A review of market access for treatments for adults with anemia due to chronic kidney disease shows that under the pharmacy benefit, about 37% of the lives under commercial formularies are covered with utilization management restrictions. Around 41% of the lives under Medicare formularies are not covered for at least one of the drugs.
Under the medical benefit, about 54% of the lives under commercial policies are covered with utilization management restrictions. Only 72% of the lives under Medicare policies have access to at least one of the drugs without utilization management restrictions.
For about 92% of the covered lives, payer pharmacy benefit formularies do not require step therapy (ST). Of the lives that require ST, almost all of the lives require a single step. Around 66% of payer-controlled pharmacy benefit covered lives require prior authorization, with 14% of those lives covered by policies that are restrictive as compared with a product’s FDA-approved label.
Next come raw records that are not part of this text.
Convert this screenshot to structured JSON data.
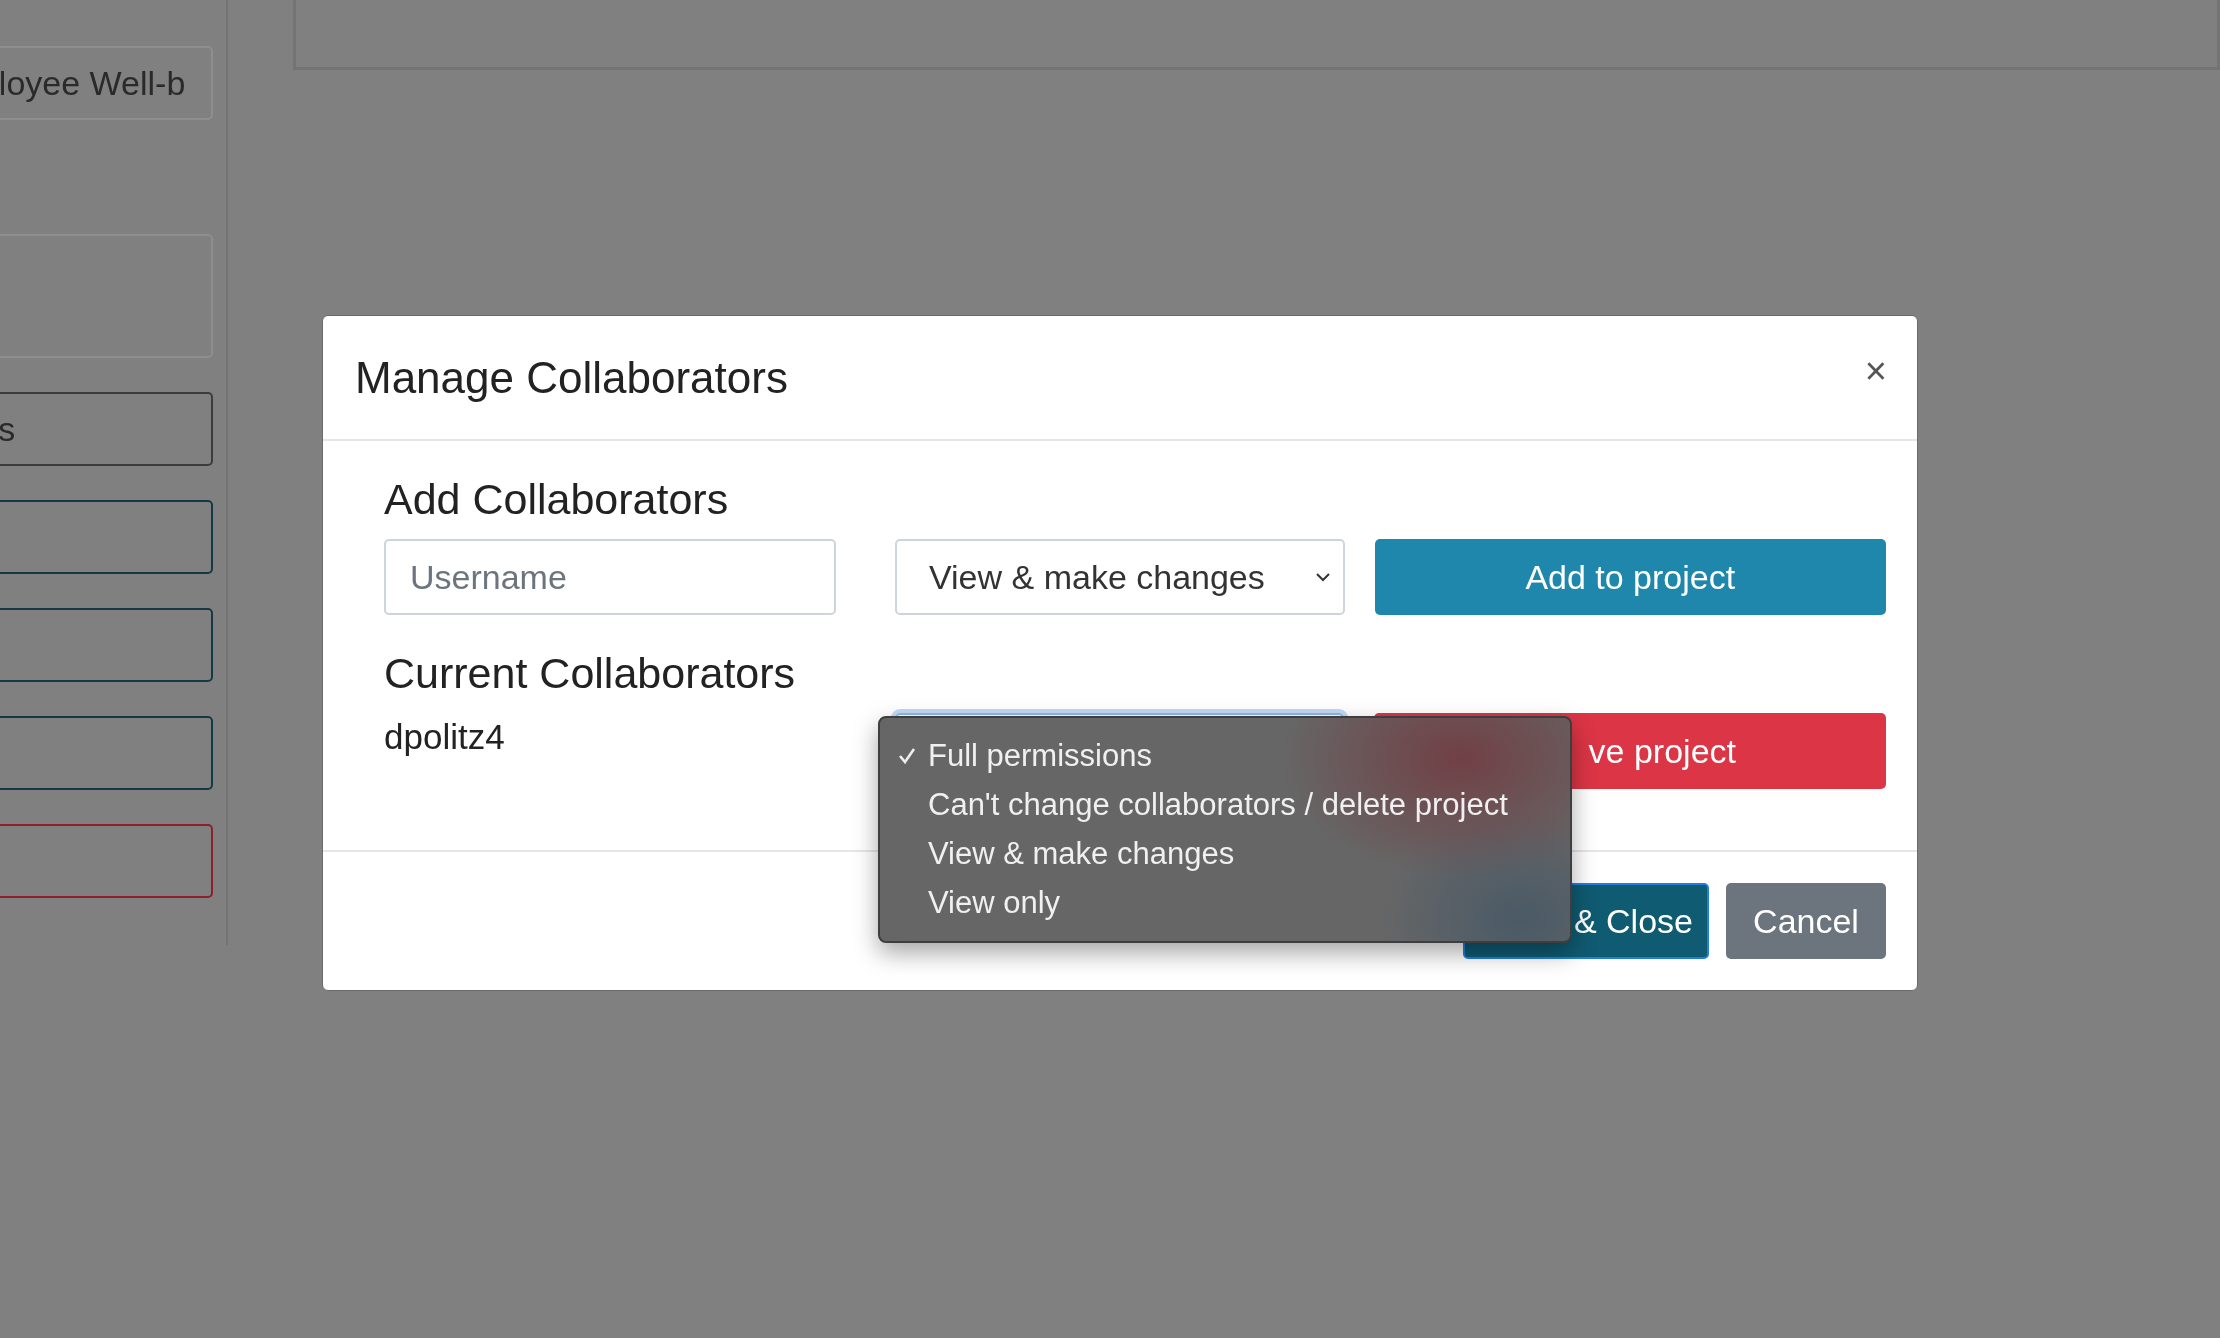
{
  "background": {
    "sidebar_items": [
      {
        "kind": "field",
        "text": "loyee Well-b"
      },
      {
        "kind": "area"
      },
      {
        "kind": "outline",
        "color": "#3c3c3c",
        "text": "s"
      },
      {
        "kind": "outline",
        "color": "#163a45"
      },
      {
        "kind": "outline",
        "color": "#163a45"
      },
      {
        "kind": "outline",
        "color": "#163a45"
      },
      {
        "kind": "outline",
        "color": "#8c1f2a"
      }
    ]
  },
  "modal": {
    "title": "Manage Collaborators",
    "close": "×",
    "add_heading": "Add Collaborators",
    "username": {
      "placeholder": "Username"
    },
    "permission_select": {
      "value": "View & make changes"
    },
    "add_button": "Add to project",
    "current_heading": "Current Collaborators",
    "collaborators": [
      {
        "username": "dpolitz4",
        "remove_button": "ve project"
      }
    ],
    "footer_buttons": [
      {
        "kind": "primary",
        "label": "& Close"
      },
      {
        "kind": "secondary",
        "label": "Cancel"
      }
    ]
  },
  "permission_menu": {
    "options": [
      {
        "label": "Full permissions",
        "selected": true
      },
      {
        "label": "Can't change collaborators / delete project",
        "selected": false
      },
      {
        "label": "View & make changes",
        "selected": false
      },
      {
        "label": "View only",
        "selected": false
      }
    ]
  }
}
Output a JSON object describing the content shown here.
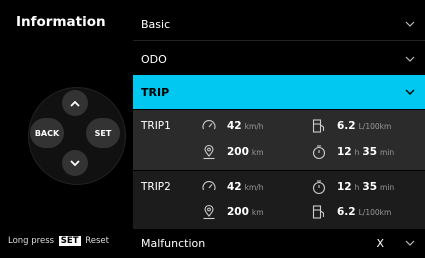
{
  "left": {
    "title": "Information",
    "back_label": "BACK",
    "set_label": "SET",
    "long_press_prefix": "Long press",
    "long_press_chip": "SET",
    "long_press_suffix": "Reset"
  },
  "menu": {
    "basic": "Basic",
    "odo": "ODO",
    "trip": "TRIP",
    "malfunction": "Malfunction",
    "malfunction_value": "X"
  },
  "trip1": {
    "name": "TRIP1",
    "speed": "42",
    "speed_unit": "km/h",
    "fuel": "6.2",
    "fuel_unit": "L/100km",
    "distance": "200",
    "distance_unit": "km",
    "time_h": "12",
    "time_h_unit": "h",
    "time_m": "35",
    "time_m_unit": "min"
  },
  "trip2": {
    "name": "TRIP2",
    "speed": "42",
    "speed_unit": "km/h",
    "time_h": "12",
    "time_h_unit": "h",
    "time_m": "35",
    "time_m_unit": "min",
    "distance": "200",
    "distance_unit": "km",
    "fuel": "6.2",
    "fuel_unit": "L/100km"
  },
  "colors": {
    "accent": "#00c8f0",
    "panel": "#2b2b2b"
  },
  "icons": [
    "speedometer-icon",
    "fuel-pump-icon",
    "location-pin-icon",
    "stopwatch-icon",
    "chevron-down-icon",
    "chevron-up-icon"
  ]
}
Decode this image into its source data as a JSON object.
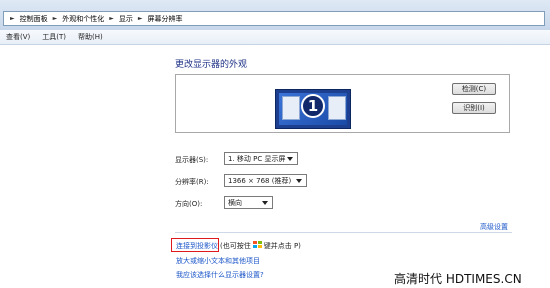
{
  "breadcrumb": {
    "items": [
      "控制面板",
      "外观和个性化",
      "显示",
      "屏幕分辨率"
    ],
    "separator": "►"
  },
  "menu": [
    "查看(V)",
    "工具(T)",
    "帮助(H)"
  ],
  "page_title": "更改显示器的外观",
  "preview": {
    "monitor_number": "1",
    "detect_label": "检测(C)",
    "identify_label": "识别(I)"
  },
  "settings": {
    "display_label": "显示器(S):",
    "display_value": "1. 移动 PC 显示屏",
    "resolution_label": "分辨率(R):",
    "resolution_value": "1366 × 768 (推荐)",
    "orientation_label": "方向(O):",
    "orientation_value": "横向"
  },
  "advanced_link": "高级设置",
  "projector": {
    "link": "连接到投影仪",
    "hint_before": "(也可按住",
    "hint_after": "键并点击 P)"
  },
  "links": {
    "text_size": "放大或缩小文本和其他项目",
    "which_settings": "我应该选择什么显示器设置?"
  },
  "watermark": "高清时代 HDTIMES.CN"
}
In March 2022, the FDA issued a complete response letter (CRL) to Akebia Therapeutics, Inc. and Otsuka Pharmaceutical Co., Ltd.’s New Drug Application (NDA) for anemia drug vadadustat for use in patients with chronic kidney disease, citing concerns about vascular access complications and liver toxicity. The agency concluded that the data in the NDA do not support a favorable benefit-risk assessment of the oral hypoxia-inducible factor prolyl hydroxylase (HIF-PH) inhibitor for dialysis and nondialysis patients.
In April 2021, the FDA issued a complete response letter (CRL) to FibroGen and AstraZeneca’s New Drug Application (NDA) for roxadustat for the treatment of anemia associated with chronic kidney disease. The agency requested an additional clinical study of the oral hypoxia-inducible factor prolyl hydroxylase (HIF-PH) inhibitor before resubmission of the NDA.
In January 2020, the FDA approved Pharmacosmos Therapeutics Inc.’s Monoferric (ferric derisomaltose) injection 100 mg/mL to treat iron deficiency anemia in adult patients who have an intolerance to oral iron, have had an unsatisfactory response to oral iron or have nonhemodialysis-dependent chronic kidney disease.
Market Events Drive Changes
In January 2020, the FDA approved Pharmacosmos Therapeutics Inc.’s Monoferric (ferric derisomaltose) injection 100 mg/mL to treat iron deficiency anemia in adult patients who have an intolerance to oral iron, have had an unsatisfactory response to oral iron or have nonhemodialysis-dependent chronic kidney disease (CKD). In June 2018, the agency expanded the label for Mircera (methoxy polyethylene glycol-epoetin beta), a Roche drug that is commercialized in the U.S. and Puerto Rico by Vifor Pharma Inc., to include the treatment of pediatric patients 5 to 17 years old with CKD-related anemia who are on hemodialysis and are switching from another erythropoiesis-stimulating agent (ESA) after stabilization of their hemoglobin level. In May 2018, the FDA approved the first biosimilar to Amgen Inc.’s Epogen (epoetin alfa), Pfizer Inc. unit Hospira Inc.’s Retacrit (epoetin alfa-epbx).
Competitive Market Landscape
Most payers cover the drugs under both the pharmacy and medical benefits. Many polices have documented diagnosis requirements and specify hemoglobin levels for initial and reauthorization coverage. Policies also contain iron store criteria and dose adjustment provisions. Some payers require a step through the preferred product and limit dispensing to specialty pharmacies.
Pharmacy Benefit Implications
New-to-market products will have to compete with well-established ESAs and a biosimilar, as well as an IV iron replacement product for people not on dialysis. Products with improved side-effect profiles compared with ESAs will have an advantage.
Key Players in Market: